What the exercise asks ▸ When a line in the records contains the string "MemoryPool", copy that line.

⁂

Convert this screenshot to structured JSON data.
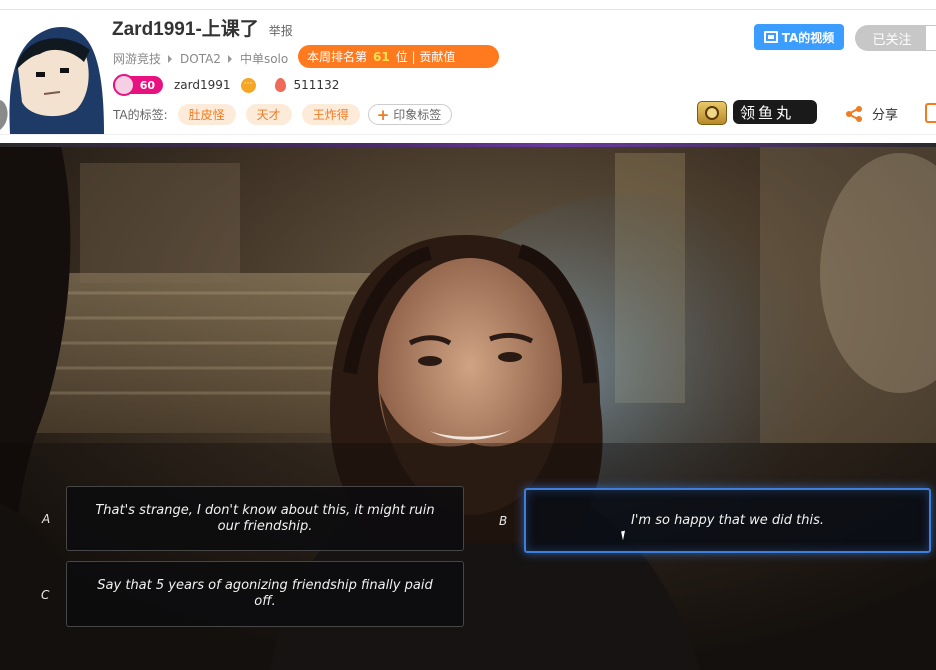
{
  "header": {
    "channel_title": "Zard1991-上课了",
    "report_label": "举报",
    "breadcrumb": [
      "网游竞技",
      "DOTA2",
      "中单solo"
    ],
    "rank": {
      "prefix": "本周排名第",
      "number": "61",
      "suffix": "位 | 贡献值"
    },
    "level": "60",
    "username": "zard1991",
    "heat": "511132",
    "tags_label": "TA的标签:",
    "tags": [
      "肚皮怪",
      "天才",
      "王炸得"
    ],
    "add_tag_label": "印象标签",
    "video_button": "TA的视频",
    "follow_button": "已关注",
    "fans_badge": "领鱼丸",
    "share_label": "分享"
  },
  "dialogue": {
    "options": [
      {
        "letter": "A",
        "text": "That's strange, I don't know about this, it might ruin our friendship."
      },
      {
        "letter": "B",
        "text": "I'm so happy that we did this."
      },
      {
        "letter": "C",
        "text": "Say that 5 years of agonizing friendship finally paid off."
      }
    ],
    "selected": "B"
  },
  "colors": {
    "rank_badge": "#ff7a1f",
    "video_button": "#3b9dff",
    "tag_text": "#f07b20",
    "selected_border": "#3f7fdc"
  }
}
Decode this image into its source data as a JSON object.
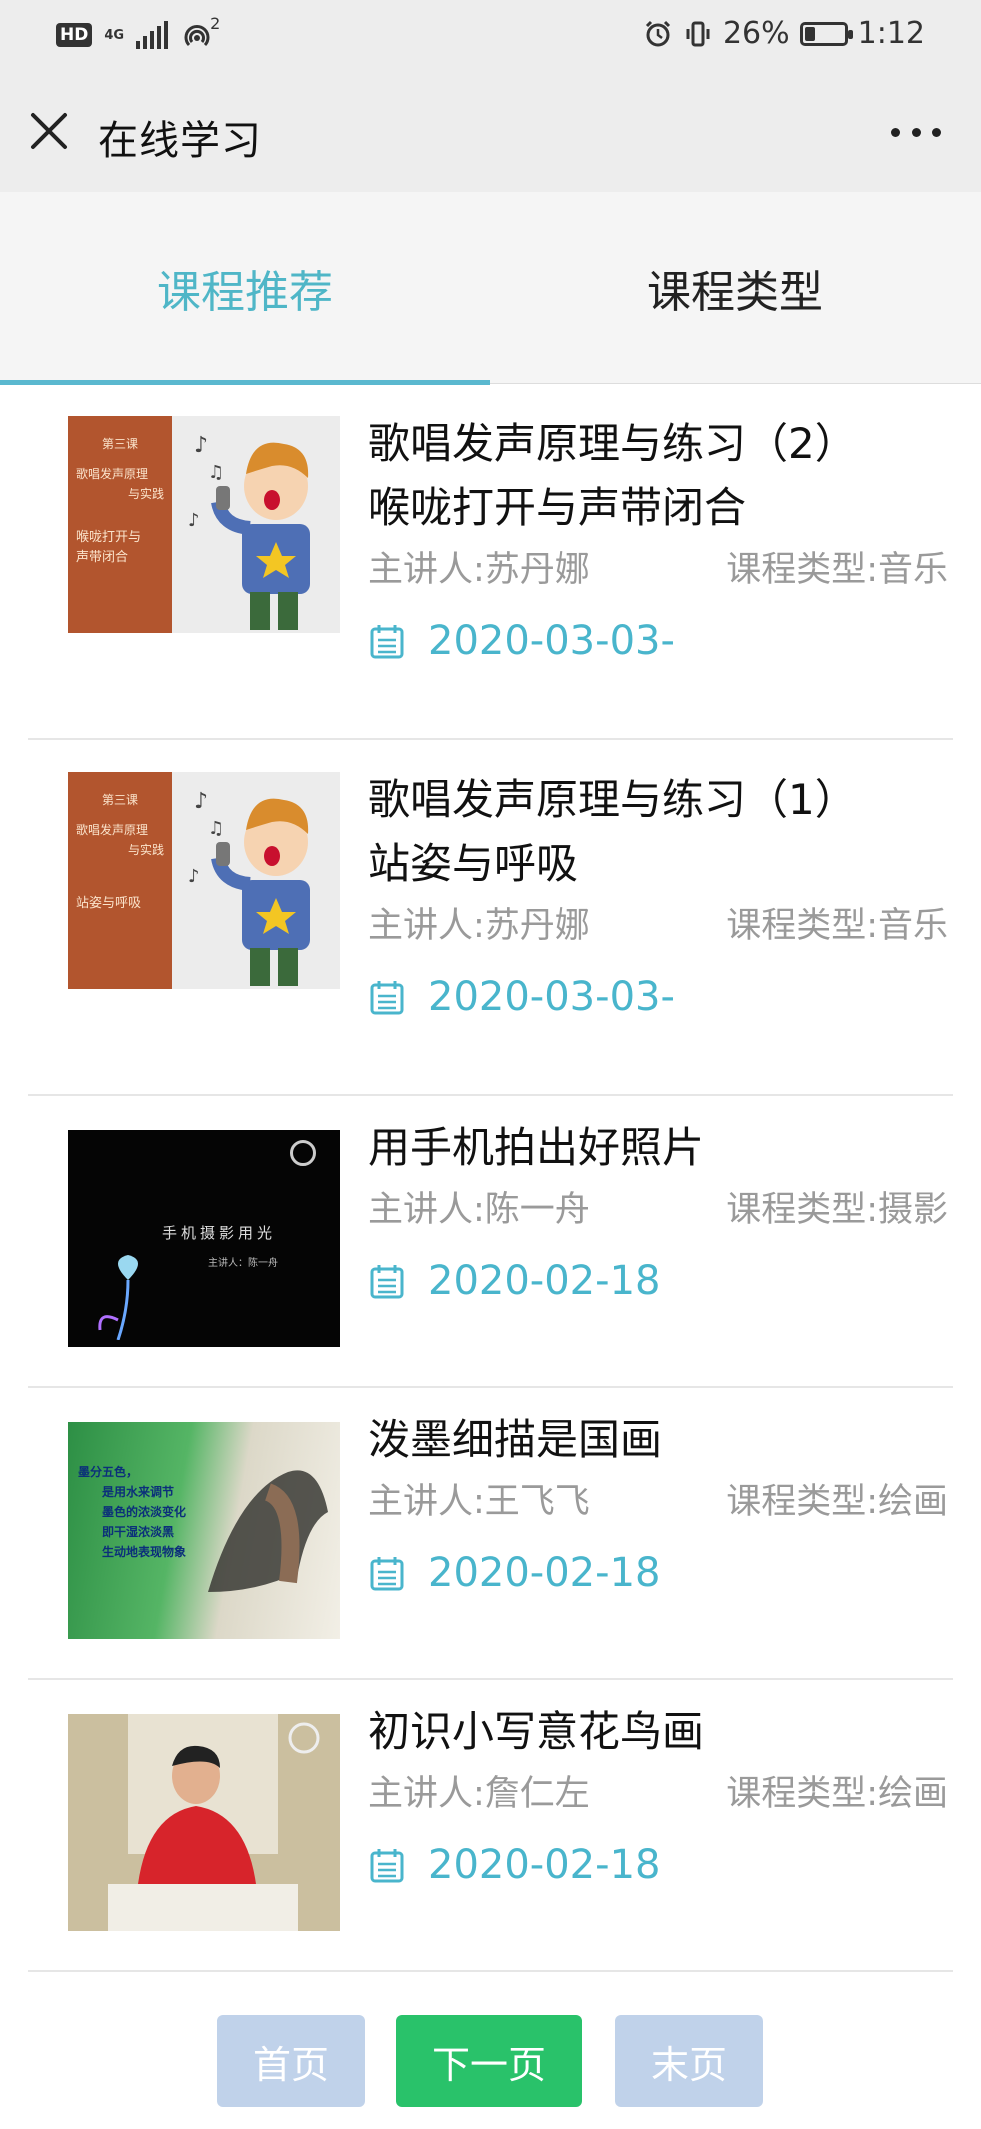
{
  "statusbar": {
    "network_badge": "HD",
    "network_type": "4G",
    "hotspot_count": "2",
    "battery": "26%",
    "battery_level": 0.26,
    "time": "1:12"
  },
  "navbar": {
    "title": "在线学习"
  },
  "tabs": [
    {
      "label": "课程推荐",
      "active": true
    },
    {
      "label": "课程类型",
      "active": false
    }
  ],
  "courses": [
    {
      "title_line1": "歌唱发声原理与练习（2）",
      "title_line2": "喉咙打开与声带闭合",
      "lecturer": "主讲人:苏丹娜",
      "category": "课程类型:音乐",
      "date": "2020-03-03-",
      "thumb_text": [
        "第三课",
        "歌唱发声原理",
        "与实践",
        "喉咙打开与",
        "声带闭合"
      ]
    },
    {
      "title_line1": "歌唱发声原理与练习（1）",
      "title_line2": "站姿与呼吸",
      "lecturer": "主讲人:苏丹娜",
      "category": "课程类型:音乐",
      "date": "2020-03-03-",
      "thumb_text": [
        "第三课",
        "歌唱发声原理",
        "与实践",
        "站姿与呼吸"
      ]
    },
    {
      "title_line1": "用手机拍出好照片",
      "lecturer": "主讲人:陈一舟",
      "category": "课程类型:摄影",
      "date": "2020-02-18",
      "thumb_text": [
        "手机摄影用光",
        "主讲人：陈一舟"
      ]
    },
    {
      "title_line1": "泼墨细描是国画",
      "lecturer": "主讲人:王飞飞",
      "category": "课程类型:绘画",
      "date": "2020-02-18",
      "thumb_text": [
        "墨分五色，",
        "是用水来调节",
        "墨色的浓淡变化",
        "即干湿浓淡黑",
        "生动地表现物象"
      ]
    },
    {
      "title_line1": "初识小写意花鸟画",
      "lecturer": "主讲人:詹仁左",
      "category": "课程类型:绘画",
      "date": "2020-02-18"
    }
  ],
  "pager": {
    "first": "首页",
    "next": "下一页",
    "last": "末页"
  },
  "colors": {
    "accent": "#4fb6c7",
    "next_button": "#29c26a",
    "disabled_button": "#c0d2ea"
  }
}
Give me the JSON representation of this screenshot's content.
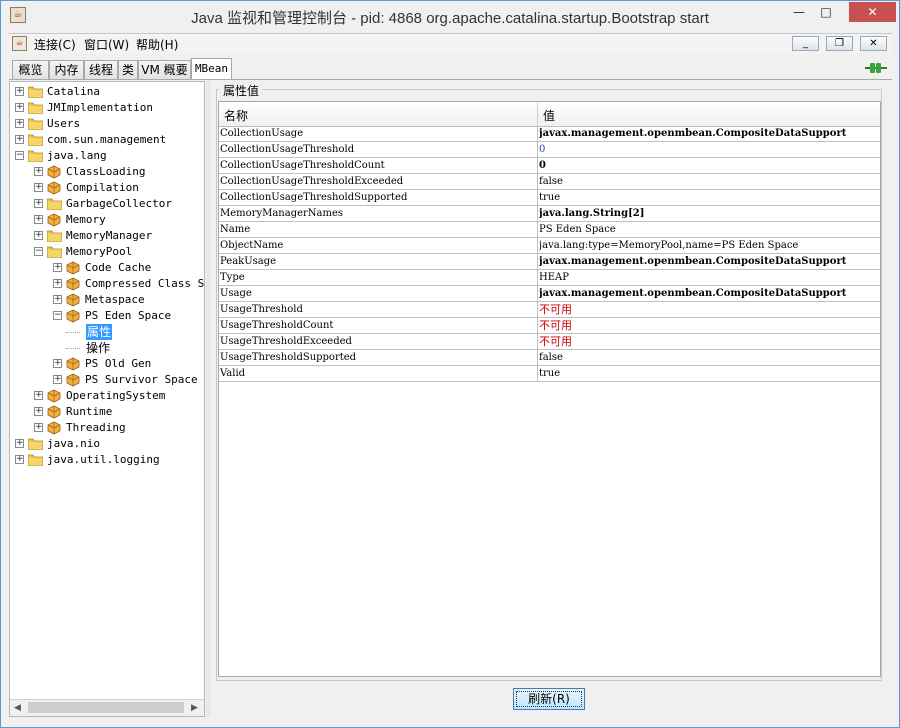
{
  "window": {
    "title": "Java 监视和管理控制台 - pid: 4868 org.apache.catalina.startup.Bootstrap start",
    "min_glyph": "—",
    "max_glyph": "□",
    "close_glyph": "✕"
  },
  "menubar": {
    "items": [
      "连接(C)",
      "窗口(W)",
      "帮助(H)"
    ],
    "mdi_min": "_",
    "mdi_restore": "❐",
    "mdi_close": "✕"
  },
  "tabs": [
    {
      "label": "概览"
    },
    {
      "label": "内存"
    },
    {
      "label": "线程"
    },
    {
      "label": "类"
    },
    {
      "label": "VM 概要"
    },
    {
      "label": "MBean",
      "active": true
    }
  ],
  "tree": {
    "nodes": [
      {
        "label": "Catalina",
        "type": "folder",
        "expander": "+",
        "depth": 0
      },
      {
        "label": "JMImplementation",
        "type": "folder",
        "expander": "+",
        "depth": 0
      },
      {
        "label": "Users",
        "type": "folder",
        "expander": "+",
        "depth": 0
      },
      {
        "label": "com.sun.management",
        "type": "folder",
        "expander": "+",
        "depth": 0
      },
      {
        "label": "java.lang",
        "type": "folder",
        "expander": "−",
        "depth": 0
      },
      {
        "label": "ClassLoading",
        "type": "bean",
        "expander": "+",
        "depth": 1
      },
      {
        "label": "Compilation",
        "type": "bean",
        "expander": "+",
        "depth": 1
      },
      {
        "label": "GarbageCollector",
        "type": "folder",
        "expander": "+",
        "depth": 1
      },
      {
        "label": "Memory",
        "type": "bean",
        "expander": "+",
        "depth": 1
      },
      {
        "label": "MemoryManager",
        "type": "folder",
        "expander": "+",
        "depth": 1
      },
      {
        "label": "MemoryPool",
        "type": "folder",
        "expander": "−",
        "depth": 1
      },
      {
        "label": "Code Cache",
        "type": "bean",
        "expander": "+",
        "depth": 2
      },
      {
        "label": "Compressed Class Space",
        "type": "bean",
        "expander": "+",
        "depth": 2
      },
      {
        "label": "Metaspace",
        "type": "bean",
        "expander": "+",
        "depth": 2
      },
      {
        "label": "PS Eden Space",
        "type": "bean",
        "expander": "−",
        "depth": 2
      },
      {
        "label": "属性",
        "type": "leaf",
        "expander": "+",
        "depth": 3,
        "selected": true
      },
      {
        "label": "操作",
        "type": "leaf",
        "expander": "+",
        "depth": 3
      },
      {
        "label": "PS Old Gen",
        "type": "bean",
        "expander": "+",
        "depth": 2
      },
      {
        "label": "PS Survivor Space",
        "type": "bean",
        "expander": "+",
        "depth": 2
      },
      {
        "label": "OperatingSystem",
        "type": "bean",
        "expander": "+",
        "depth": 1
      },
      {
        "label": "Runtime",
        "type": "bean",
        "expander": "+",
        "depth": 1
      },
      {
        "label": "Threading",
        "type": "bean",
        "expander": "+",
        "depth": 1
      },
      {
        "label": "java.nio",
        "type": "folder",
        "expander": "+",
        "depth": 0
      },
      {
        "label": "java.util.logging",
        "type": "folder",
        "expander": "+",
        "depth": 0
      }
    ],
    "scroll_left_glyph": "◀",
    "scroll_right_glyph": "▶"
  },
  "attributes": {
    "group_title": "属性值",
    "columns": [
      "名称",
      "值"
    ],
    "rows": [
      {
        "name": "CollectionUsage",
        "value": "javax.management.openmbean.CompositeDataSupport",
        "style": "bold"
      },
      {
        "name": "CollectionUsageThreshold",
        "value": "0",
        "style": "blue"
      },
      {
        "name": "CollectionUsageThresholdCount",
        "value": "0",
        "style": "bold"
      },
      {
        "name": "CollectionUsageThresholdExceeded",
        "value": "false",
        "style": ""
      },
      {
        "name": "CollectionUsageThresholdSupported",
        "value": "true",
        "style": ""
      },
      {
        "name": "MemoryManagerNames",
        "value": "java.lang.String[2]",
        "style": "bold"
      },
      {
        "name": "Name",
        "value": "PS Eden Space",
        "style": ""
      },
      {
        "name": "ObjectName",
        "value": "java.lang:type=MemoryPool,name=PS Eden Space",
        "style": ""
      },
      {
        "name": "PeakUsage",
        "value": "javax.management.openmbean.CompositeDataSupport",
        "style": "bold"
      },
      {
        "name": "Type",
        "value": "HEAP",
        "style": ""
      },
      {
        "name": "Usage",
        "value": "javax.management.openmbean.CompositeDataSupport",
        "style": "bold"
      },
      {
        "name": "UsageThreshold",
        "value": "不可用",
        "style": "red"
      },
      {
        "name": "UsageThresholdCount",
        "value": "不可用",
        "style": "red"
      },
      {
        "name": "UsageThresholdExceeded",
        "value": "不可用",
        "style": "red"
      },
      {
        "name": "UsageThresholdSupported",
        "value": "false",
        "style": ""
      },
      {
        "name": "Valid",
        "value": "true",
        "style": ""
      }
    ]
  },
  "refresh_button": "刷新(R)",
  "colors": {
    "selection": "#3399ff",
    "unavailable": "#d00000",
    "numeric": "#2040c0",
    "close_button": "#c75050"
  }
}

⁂

Response to this exercise ▸
        "label": "MemoryPool",
        "value": "java.lang:type=MemoryPool,name=PS Eden Space",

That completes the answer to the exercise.